Next, we might have some sort of PaymentProcessorFactory that we pass in a PaymentItem and it returns an instance of a processor. Lastly, we attempt to run the particular action against that processor instance. This workflow has worked for years, it’s fine, it’s dandy. But it violates ISP.

"ye olden days"; example of a PaymentProcessorFactory
PaymentProcessorFactory – “Ye olden days”

I don’t want to go into too much detail for the “before” scenario so I invite you to look at the code and review the “Before” section. This code is ugly and I’m ok with that.

Breaking it down
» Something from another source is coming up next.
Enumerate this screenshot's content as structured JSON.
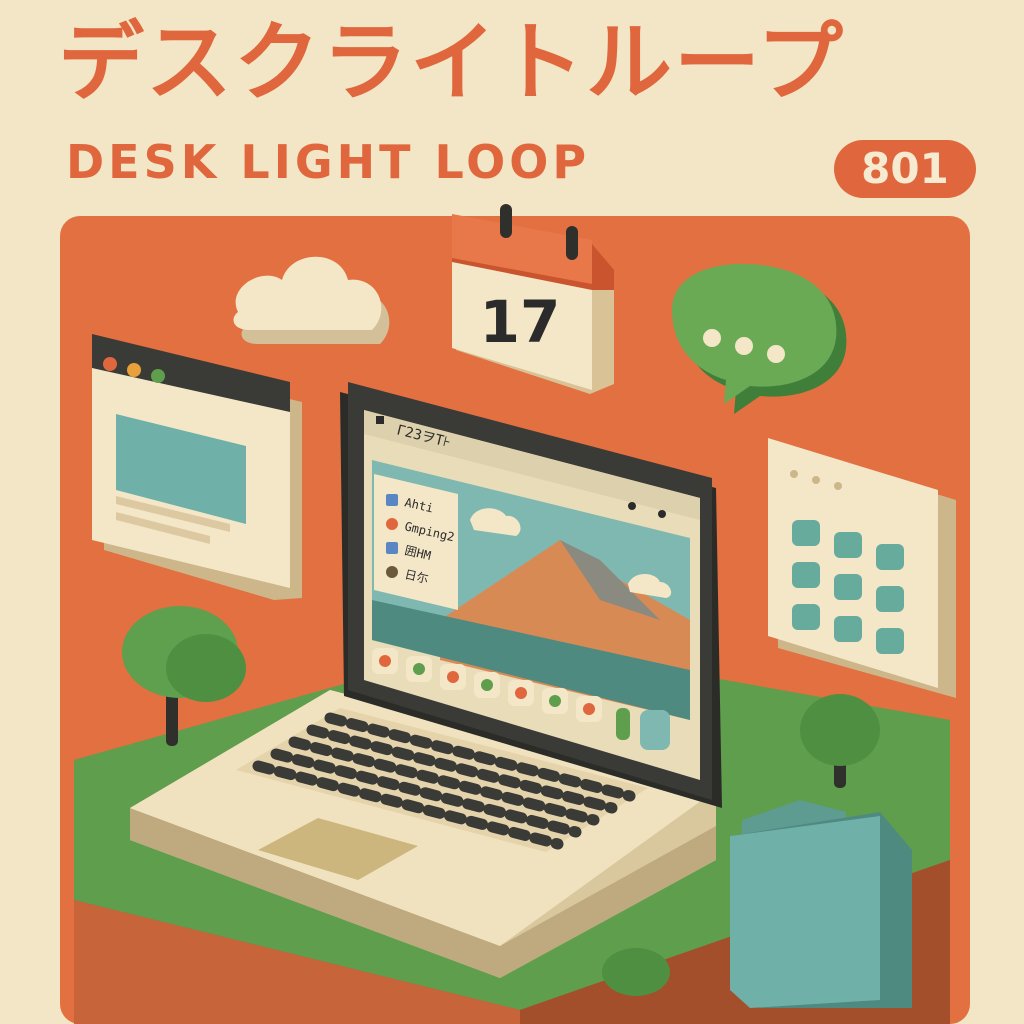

One thing to note before we start digging is that implementing ISP should go hand-in-hand with single responsibility principle (SRP). Let’s look at the scenario we’re discussing. You *could* make a different concrete implementation for each action for a particular payment processor. For example, you could have a VoidableCreditCardProcessor. But why? The responsibility of a CreditCardProcessor is to run payment related actions on a payment, right? SRP allows us to have all the interfaces implemented there.

With that in mind then, let’s look at our “after” code and see how I’ve separated the interfaces out.

We no longer really need a base class for the processor so I start by removing that. Next, I set up a base IPaymentProcessor implementation that is simply used to Initialize any PaymentProcessor concrete implementation. Mileage may vary here. Where the meat of interface segregation principle comes into play, however, is as I separate each “action” into their own interfaces.

Our new interfaces are now: ICapturablePaymentProcessor, IVoidablePaymentProcessor, IAuthorizablePaymentProcessor, and ICreditablePaymentProcessor. Each one only exposes the interface specific to it’s purpose.

interface segregation principle - example of new interfaces
New interfaces that meet ISP guidelines

Putting it together

Now that we’ve broken it down we can move on to actually gluing it all back together. As I mentioned previously there really is no reason that my concrete classes need to be separated out. In the case of CashPaymentProcessor it only implements the ICapturablePaymentProcessor. CreditCardPaymentProcessor, on the other hand, implements all four.

interface segregation principle - example of new CashPaymentProcessor implementation
New implementation of the CashPaymentProcessor

The PaymentProcessorFactory for the “after” section is pretty messy. In true production code you’d be using a DI framework and have some more fancy matching logic in place but for sake of the example I think it illustrates it well enough.

interface segregation principle - example of new PaymentProcessorFactory implementation
New PaymentProcessorFactory implementing ISP

The test code in the console application attempts to load a payment processor for both cash and credit card payments for a specific action. I use the null conditional operator to run the method or simply return false if no instance is available.

Why is it “better”

So why? What makes this “better” than the “before” code approach? Take a look at our CashPaymentProcessor again. In the old way we had a bunch of unimplemented code. Somebody comes into our code later (might even be us) and we might not recall why those methods are not implemented. At best it is a huge code stink, at worst it’s a maintenance nightmare. Now that CashPaymentProcessor *only* implements the ICapturablePaymentProcessor it is quite evident what the purpose of that processor is. It only knows how to capture payments and we don’t expect it to have any other function at all. Thus, our code is now both cleaner and self-documenting.


Design principles help us organize clean and maintainable code. The Interface Segregation Principle states “no client should be forced to depend on methods it does not use”. This means no “NotImplementedExceptions” or empty method declarations. Implementing ISP does not preclude us from also implementing SRP.

Locate code for this post on my GitHub profile. I’ve split into two portions: before and after.

Photo Credits

Photo by Will Francis on Unsplash